Here are some related Rules points to understand;

  • Rakes are movable obstructions, so if a ball comes to rest against a rake the player may remove the rake without penalty, even if they move their ball while doing so. If the ball is moved it must be replaced and if it will not come to rest on the spot where it originally lay, it must be placed at the nearest spot, not nearer the hole, where it can be placed at rest (Rule 20-3d(ii).
  • There is no penalty if a player touches the sand with their club while moving a rake, e.g. in hooking the handle of the rake with the clubhead (Exception 1 to Rule 13-4).
  • After retrieving a rake from inside a bunker a player may smooth the sand as they exit the bunker, provided this is for the sole purpose of caring for the course and nothing is done to improve the position or lie of their ball, stance, area of intended swing, or line of play (Exception 2 to Rule 13-4).
  • A player may carry a rake into the bunker and place it, or throw it, into the sand before making their stroke (Decision 13-4/21).
Whilst I have given my opinion on the subject of placing rakes in bunkers, I do accept that there are many who disagree. I have found it to be a contentious issue and so I will not be entering into any communication on the matter, as there is no definitive answer and it would lead nowhere.

Good golfing,


I was at my first match practice yesterday and I guess many players in the Norther Heisphere are also preparing for Club or inter-Club match play. Here is a link to my eDocument, 'So You Are Going to Play Match Play'.
The above content is strictly copyright to Barry Rhodes © 2014 and may not be copied without permission.

Tuesday, 1 April 2014

Did Matt Every’s Caddie Breach Rule 14-3?

Last Sunday week, 30-year old Matt Every was a first-time PGA Tour winner at the Arnold Palmer Invitational at Orlando, Florida, less than an hour’s drive from his home town of Daytona Beach. His caddie, Derek Mason, had golf’s armchair referees on the edge of their seats, during the final round, as they spotted him looking intently at a handheld device. There is no Local Rule permitting distance measuring devices on PGA Tour events. It transpired that he was consulting a compass, which would have been a breach of the Rules, incurring disqualification, just 3 months ago, but is now permitted.

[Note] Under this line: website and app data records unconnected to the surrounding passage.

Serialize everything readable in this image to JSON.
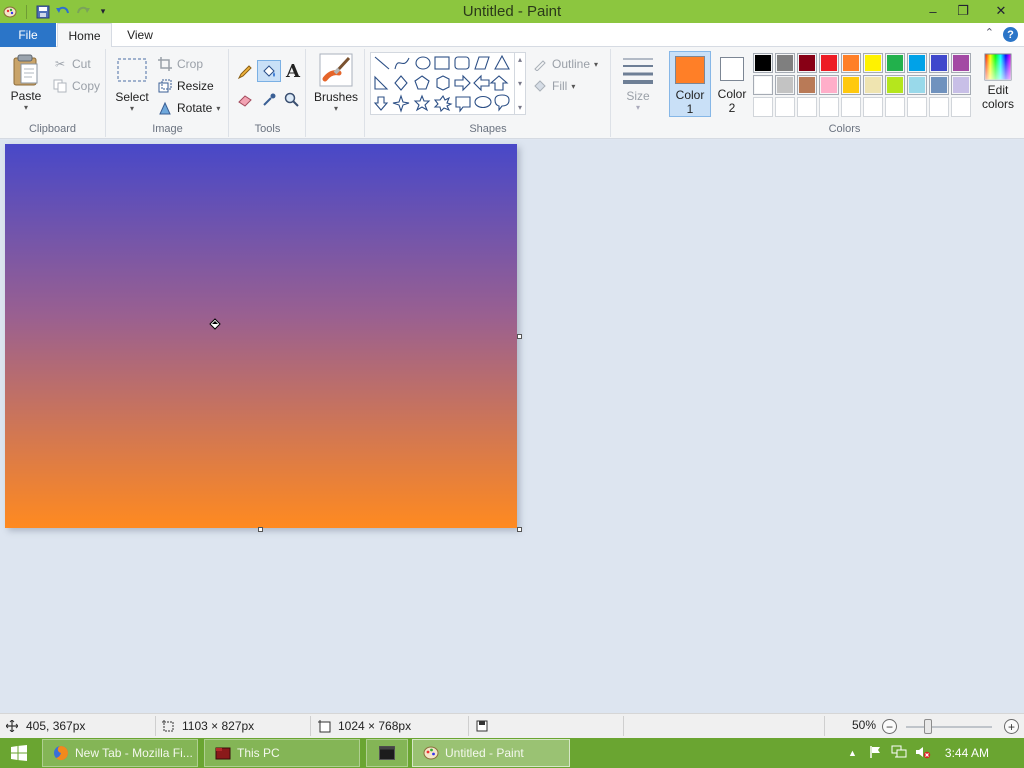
{
  "window": {
    "title": "Untitled - Paint",
    "minimize": "–",
    "restore": "❐",
    "close": "✕"
  },
  "tabs": {
    "file": "File",
    "home": "Home",
    "view": "View",
    "help": "?"
  },
  "ribbon": {
    "clipboard": {
      "group_label": "Clipboard",
      "paste": "Paste",
      "cut": "Cut",
      "copy": "Copy"
    },
    "image": {
      "group_label": "Image",
      "select": "Select",
      "crop": "Crop",
      "resize": "Resize",
      "rotate": "Rotate"
    },
    "tools": {
      "group_label": "Tools",
      "text_tool": "A"
    },
    "brushes": {
      "label": "Brushes"
    },
    "shapes": {
      "group_label": "Shapes",
      "outline": "Outline",
      "fill": "Fill"
    },
    "size": {
      "label": "Size"
    },
    "colors": {
      "group_label": "Colors",
      "color1_line1": "Color",
      "color1_line2": "1",
      "color2_line1": "Color",
      "color2_line2": "2",
      "edit_line1": "Edit",
      "edit_line2": "colors",
      "color1_value": "#ff7f27",
      "color2_value": "#ffffff",
      "palette_row1": [
        "#000000",
        "#7f7f7f",
        "#880015",
        "#ed1c24",
        "#ff7f27",
        "#fff200",
        "#22b14c",
        "#00a2e8",
        "#3f48cc",
        "#a349a4"
      ],
      "palette_row2": [
        "#ffffff",
        "#c3c3c3",
        "#b97a57",
        "#ffaec9",
        "#ffc90e",
        "#efe4b0",
        "#b5e61d",
        "#99d9ea",
        "#7092be",
        "#c8bfe7"
      ]
    }
  },
  "canvas": {
    "gradient_top": "#4848c8",
    "gradient_bottom": "#ff8a20"
  },
  "statusbar": {
    "cursor_pos": "405, 367px",
    "selection_size": "1103 × 827px",
    "image_size": "1024 × 768px",
    "zoom": "50%",
    "zoom_slider_fraction": 0.25
  },
  "taskbar": {
    "items": [
      {
        "label": "New Tab - Mozilla Fi...",
        "icon": "firefox-icon"
      },
      {
        "label": "This PC",
        "icon": "folder-icon"
      },
      {
        "label": "",
        "icon": "terminal-icon"
      },
      {
        "label": "Untitled - Paint",
        "icon": "paint-icon"
      }
    ],
    "clock": "3:44 AM"
  }
}
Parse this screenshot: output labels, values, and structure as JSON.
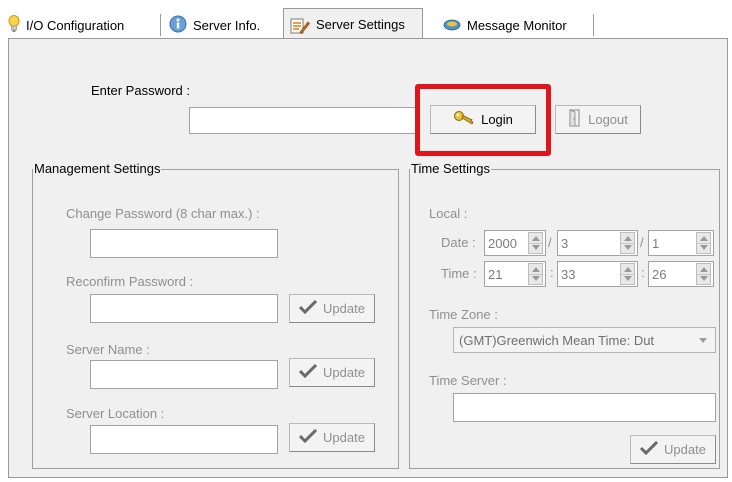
{
  "tabs": [
    {
      "label": "I/O Configuration",
      "icon": "lightbulb-icon"
    },
    {
      "label": "Server Info.",
      "icon": "info-icon"
    },
    {
      "label": "Server Settings",
      "icon": "settings-edit-icon"
    },
    {
      "label": "Message Monitor",
      "icon": "monitor-icon"
    }
  ],
  "active_tab": "Server Settings",
  "login": {
    "password_label": "Enter Password :",
    "password_value": "",
    "login_label": "Login",
    "logout_label": "Logout",
    "highlight_color": "#e0141b"
  },
  "management": {
    "title": "Management Settings",
    "change_password_label": "Change Password (8 char max.) :",
    "reconfirm_label": "Reconfirm Password :",
    "server_name_label": "Server Name :",
    "server_location_label": "Server Location :",
    "update_label": "Update"
  },
  "time": {
    "title": "Time Settings",
    "local_label": "Local :",
    "date_label": "Date :",
    "time_label": "Time :",
    "date": {
      "year": "2000",
      "month": "3",
      "day": "1",
      "separator": "/"
    },
    "clock": {
      "hour": "21",
      "minute": "33",
      "second": "26",
      "separator": ":"
    },
    "timezone_label": "Time Zone :",
    "timezone_value": "(GMT)Greenwich Mean Time: Dut",
    "time_server_label": "Time Server :",
    "update_label": "Update"
  }
}
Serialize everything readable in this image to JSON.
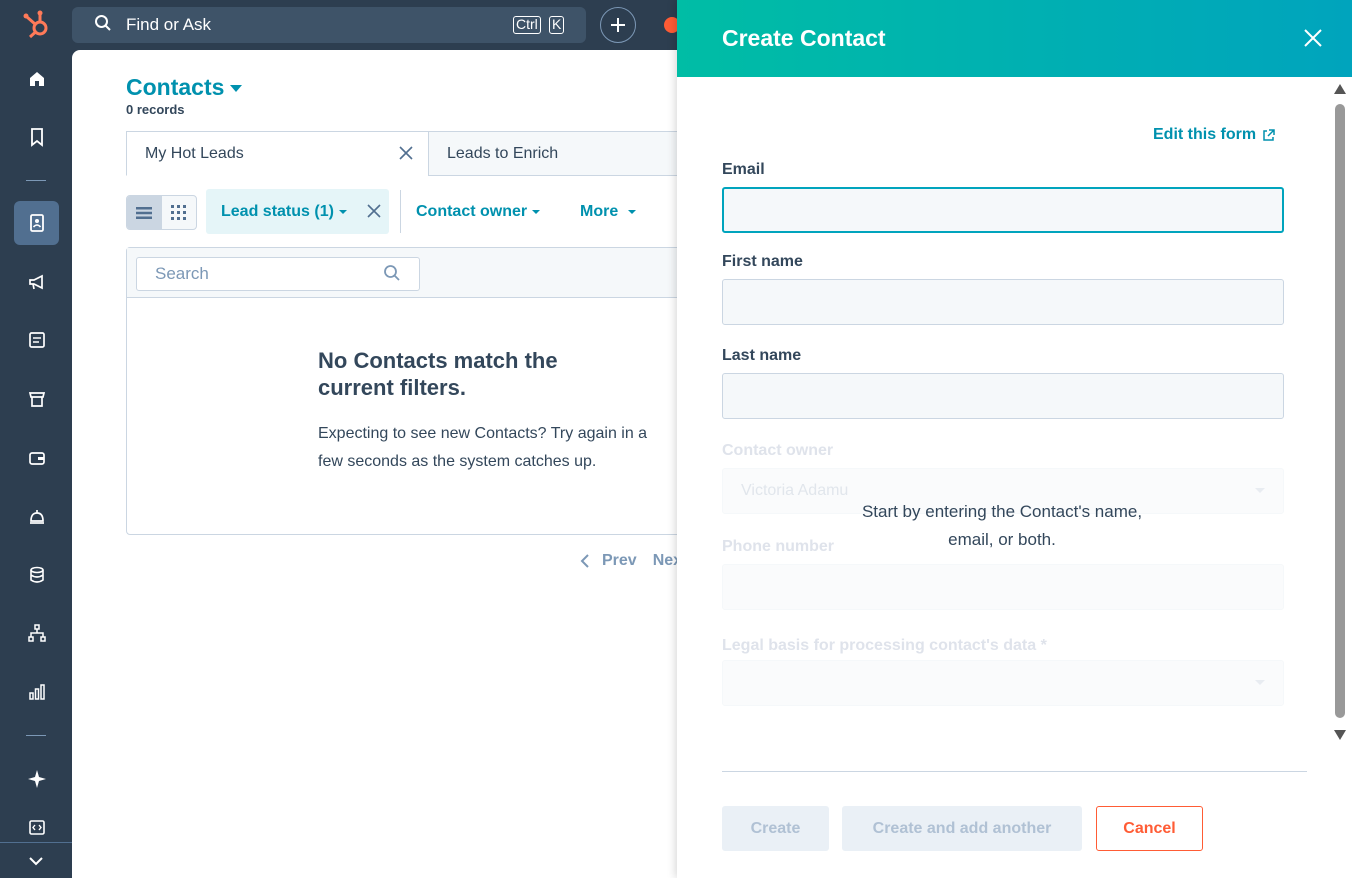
{
  "topbar": {
    "search_label": "Find or Ask",
    "shortcut_ctrl": "Ctrl",
    "shortcut_key": "K"
  },
  "rail": {
    "icons": [
      "home-icon",
      "bookmark-icon",
      "contacts-icon",
      "marketing-icon",
      "content-icon",
      "commerce-icon",
      "wallet-icon",
      "service-icon",
      "data-icon",
      "automation-icon",
      "reporting-icon",
      "ai-sparkle-icon",
      "developer-icon",
      "collapse-icon"
    ],
    "active": "contacts-icon"
  },
  "main": {
    "title": "Contacts",
    "records": "0 records",
    "tabs": [
      {
        "label": "My Hot Leads"
      },
      {
        "label": "Leads to Enrich"
      }
    ],
    "filters": {
      "lead_status": "Lead status (1)",
      "contact_owner": "Contact owner",
      "more": "More"
    },
    "search_placeholder": "Search",
    "empty_title": "No Contacts match the current filters.",
    "empty_body": "Expecting to see new Contacts? Try again in a few seconds as the system catches up.",
    "pager": {
      "prev": "Prev",
      "next": "Next"
    }
  },
  "panel": {
    "title": "Create Contact",
    "edit_form": "Edit this form",
    "fields": {
      "email_label": "Email",
      "first_name_label": "First name",
      "last_name_label": "Last name",
      "contact_owner_label": "Contact owner",
      "contact_owner_value": "Victoria Adamu",
      "phone_label": "Phone number",
      "legal_basis_label": "Legal basis for processing contact's data *"
    },
    "hint": "Start by entering the Contact's name, email, or both.",
    "buttons": {
      "create": "Create",
      "create_another": "Create and add another",
      "cancel": "Cancel"
    }
  },
  "colors": {
    "accent": "#0091ae",
    "header_gradient_start": "#00bda5",
    "header_gradient_end": "#00a4bd",
    "cancel": "#ff5c35",
    "rail": "#2d3e50"
  }
}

Decision 14-3/4 was revised from 1st January this year;
Q. A player uses a compass during a stipulated round to help determine the direction of the wind or the direction of the grain in the greens. Is the player in breach of Rule 14-3?

A. No. A compass only provides directional information and does not gauge or measure variable conditions or assist the player in his play. (Revised).
This seemingly minor amendment to the Decisions has more widespread implications than is at first apparent. Those of you that have been following my blogs for some time may remember that because iPhones have an inbuilt compass that cannot be uninstalled, they could not be used during a competitive round, even if there was a Local Rule operating that permitted the use of distance measuring devices (DMDs). If there is such a Local Rule, the amendment now means that, like Android smart phones, iPhones with a distance measuring application installed may now be used during competitions, providing the application is not capable of measuring conditions, or supplying information about conditions (e.g. wind speed, temperature, or gradient). I recommend that anyone who may be confused about which measuring devices are permitted and which are not, check out the R&A’s recently updated and comprehensive Q&As on DMDs, with an accompanying flowchart, at this link.

Good golfing,

The above content is strictly copyright to Barry Rhodes © 2014 and may not be copied without permission.